kevin thornton female focus june17Posture is very important both at home and at work. Your posture is a very valuable component of preventing or managing back pain while performing any activity. Incorrect posture while standing for long periods of time, sitting in an office chair, and driving are all common causes of back pain.

Maintaining the natural curve of the spine when standing promotes “good posture”. The human spine looks a little bit like an S from the side, and maintaining those two curves is important.
- Keep your head directly over the shoulders (i.e. “chest out, head back”)
-Keep the shoulders directly over the pelvis
-Tighten your core abdominal muscles
-Tuck in the buttocks
-Place the feet slightly apart, with one foot positioned slightly in front of the other and knees bent just a little bit (i.e., not locked).

If this posture is new it may feel strange at first, but after a while it will feel quite natural. If it feels too weak or tiring, use light weights or elastic bands to work the muscles between the shoulder blades (e.g. rhomboids and middle trapezius). It will quickly get easier.

If standing on a concrete floor is required at work, it is best to wear shoes with good support and cushioning. A rubber mat placed on the concrete floor will ease pressure on the back and enhance the favourable ergonomic conditions. Use a railing or box to prop one foot up while standing to help take pressure off the back. This standing position takes some practice. Remember to change feet and positions every 20 minutes.

Modify your sitting posture in the office chair. Many people sit towards the front of their chair and end up hunching forward to look at their computer screen. The better seated posture is to sit back in the office chair and utilise the chair’s lumbar support to keep the head and neck in a natural alignment.

Adjusting your office chair so that the work surface is “elbow high”. A fist should be able to pass easily behind the calf and in front of the seat edge to keep the back of the legs from being pressed too hard and the feet from swelling. Two fingers should slip easily under each thigh. If not, use a couple of telephone books or a footrest to raise the knees level with the hips. The backrest of the office chair should push the low back forward slightly. If these adjustments cannot be adequately made with the existing office chair, a different make or type of chair may be considered.

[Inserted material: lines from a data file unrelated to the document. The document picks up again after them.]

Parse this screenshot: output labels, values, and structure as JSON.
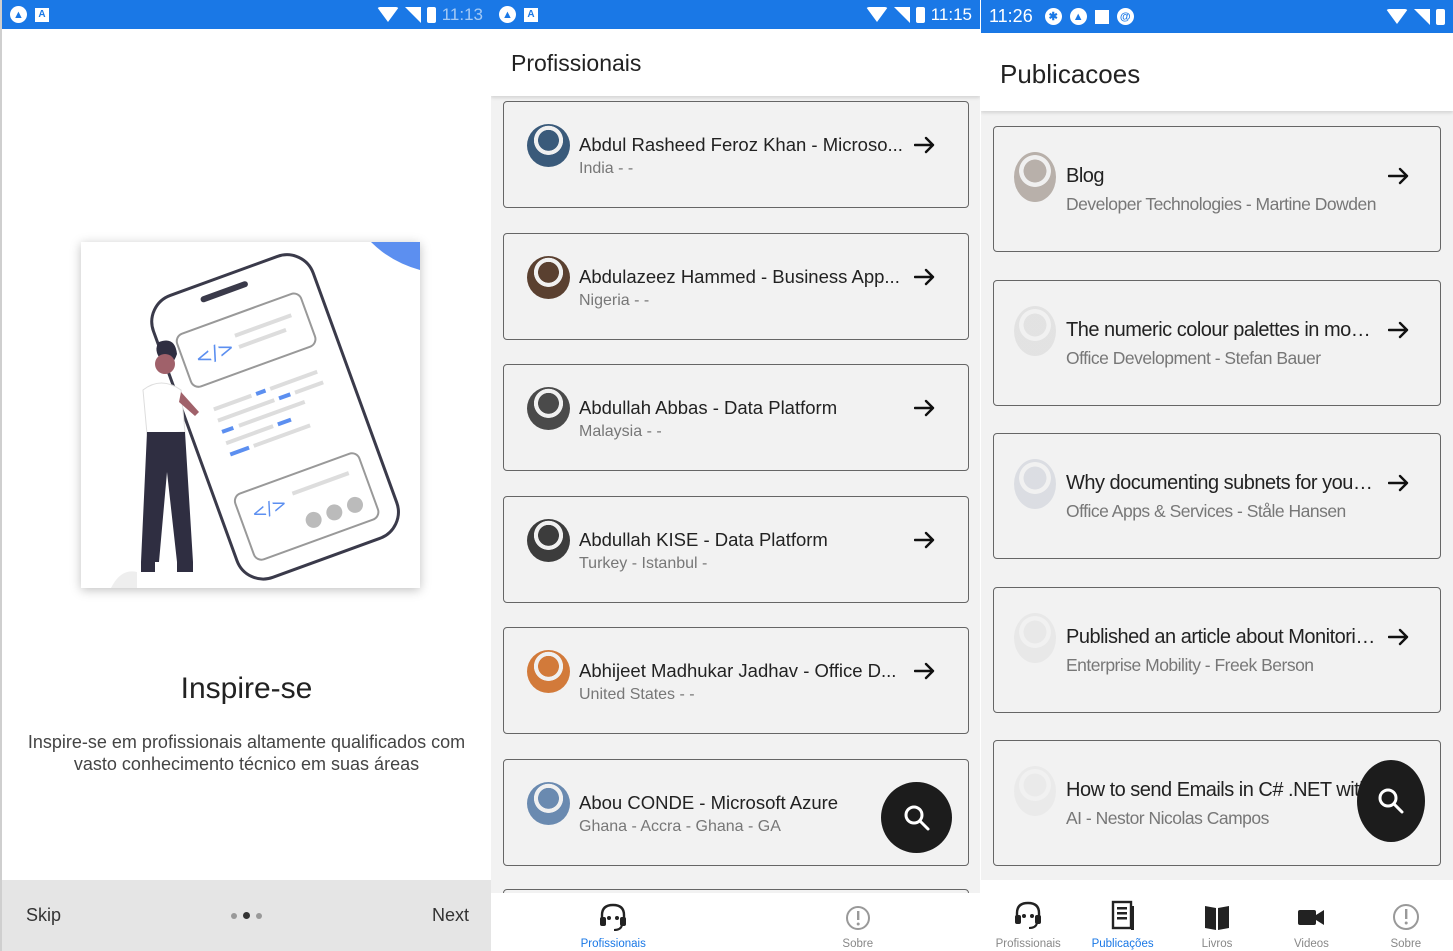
{
  "screen1": {
    "status": {
      "time": "11:13"
    },
    "title": "Inspire-se",
    "description": "Inspire-se em profissionais altamente qualificados com vasto conhecimento técnico em suas áreas",
    "skip_label": "Skip",
    "next_label": "Next",
    "pager": {
      "count": 3,
      "active_index": 1
    }
  },
  "screen2": {
    "status": {
      "time": "11:15"
    },
    "header_title": "Profissionais",
    "items": [
      {
        "title": "Abdul Rasheed Feroz Khan - Microso...",
        "subtitle": "India -  -"
      },
      {
        "title": "Abdulazeez Hammed - Business App...",
        "subtitle": "Nigeria -  -"
      },
      {
        "title": "Abdullah Abbas - Data Platform",
        "subtitle": "Malaysia -  -"
      },
      {
        "title": "Abdullah KISE - Data Platform",
        "subtitle": "Turkey - Istanbul -"
      },
      {
        "title": "Abhijeet Madhukar Jadhav - Office D...",
        "subtitle": "United States -  -"
      },
      {
        "title": "Abou CONDE - Microsoft Azure",
        "subtitle": "Ghana - Accra - Ghana -  GA"
      }
    ],
    "tabs": [
      {
        "label": "Profissionais",
        "icon": "headset-icon",
        "active": true
      },
      {
        "label": "Sobre",
        "icon": "info-icon",
        "active": false
      }
    ]
  },
  "screen3": {
    "status": {
      "time": "11:26"
    },
    "header_title": "Publicacoes",
    "items": [
      {
        "title": "Blog",
        "subtitle": "Developer Technologies - Martine Dowden"
      },
      {
        "title": "The numeric colour palettes in mode...",
        "subtitle": "Office Development - Stefan Bauer"
      },
      {
        "title": "Why documenting subnets for your T...",
        "subtitle": "Office Apps & Services - Ståle Hansen"
      },
      {
        "title": "Published an article about Monitorin...",
        "subtitle": "Enterprise Mobility - Freek Berson"
      },
      {
        "title": "How to send Emails in C# .NET with",
        "subtitle": "AI - Nestor Nicolas Campos"
      }
    ],
    "tabs": [
      {
        "label": "Profissionais",
        "icon": "headset-icon",
        "active": false
      },
      {
        "label": "Publicações",
        "icon": "document-icon",
        "active": true
      },
      {
        "label": "Livros",
        "icon": "book-icon",
        "active": false
      },
      {
        "label": "Videos",
        "icon": "video-icon",
        "active": false
      },
      {
        "label": "Sobre",
        "icon": "info-icon",
        "active": false
      }
    ]
  },
  "colors": {
    "accent": "#1a78e6",
    "fab": "#1c1c1c"
  }
}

Taking regular stretch breaks and walking breaks if sitting in an office chair for long periods of time you will be more productive in your work and much happier without the PAIN.

This article is for information purposes ONLY and should not be used as a diagnostic tool. Always consult with your medial adviser or G.P. on all medical matters. Should you require any further information, have any other question that you may want answered or would prefer a one to one FREE consultation then please contact Kevin on 96 676 5686 or 605 306 129 or email him on This email address is being protected from spambots. You need JavaScript enabled to view it..